Provided records →
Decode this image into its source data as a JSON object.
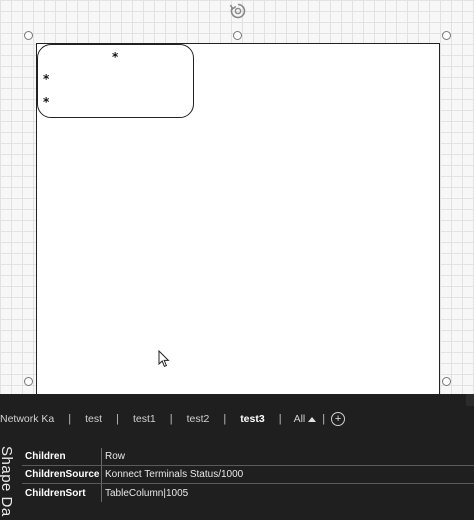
{
  "canvas": {
    "inner_shape_markers": [
      "*",
      "*",
      "*"
    ]
  },
  "tabs": [
    {
      "label": "Network Ka",
      "active": false
    },
    {
      "label": "test",
      "active": false
    },
    {
      "label": "test1",
      "active": false
    },
    {
      "label": "test2",
      "active": false
    },
    {
      "label": "test3",
      "active": true
    }
  ],
  "tab_all_label": "All",
  "add_tab_symbol": "+",
  "side_panel_title": "Shape Da",
  "properties": [
    {
      "key": "Children",
      "value": "Row"
    },
    {
      "key": "ChildrenSource",
      "value": "Konnect Terminals Status/1000"
    },
    {
      "key": "ChildrenSort",
      "value": "TableColumn|1005"
    }
  ],
  "icons": {
    "rotate": "rotate-handle-icon",
    "cursor": "mouse-pointer-icon",
    "add": "plus-circle-icon",
    "dropdown": "triangle-up-icon"
  }
}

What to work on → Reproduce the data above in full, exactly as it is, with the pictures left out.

Expected answer →
Decode this image into its source data as a JSON object.
{
  "canvas": {
    "inner_shape_markers": [
      "*",
      "*",
      "*"
    ]
  },
  "tabs": [
    {
      "label": "Network Ka",
      "active": false
    },
    {
      "label": "test",
      "active": false
    },
    {
      "label": "test1",
      "active": false
    },
    {
      "label": "test2",
      "active": false
    },
    {
      "label": "test3",
      "active": true
    }
  ],
  "tab_all_label": "All",
  "add_tab_symbol": "+",
  "side_panel_title": "Shape Da",
  "properties": [
    {
      "key": "Children",
      "value": "Row"
    },
    {
      "key": "ChildrenSource",
      "value": "Konnect Terminals Status/1000"
    },
    {
      "key": "ChildrenSort",
      "value": "TableColumn|1005"
    }
  ],
  "icons": {
    "rotate": "rotate-handle-icon",
    "cursor": "mouse-pointer-icon",
    "add": "plus-circle-icon",
    "dropdown": "triangle-up-icon"
  }
}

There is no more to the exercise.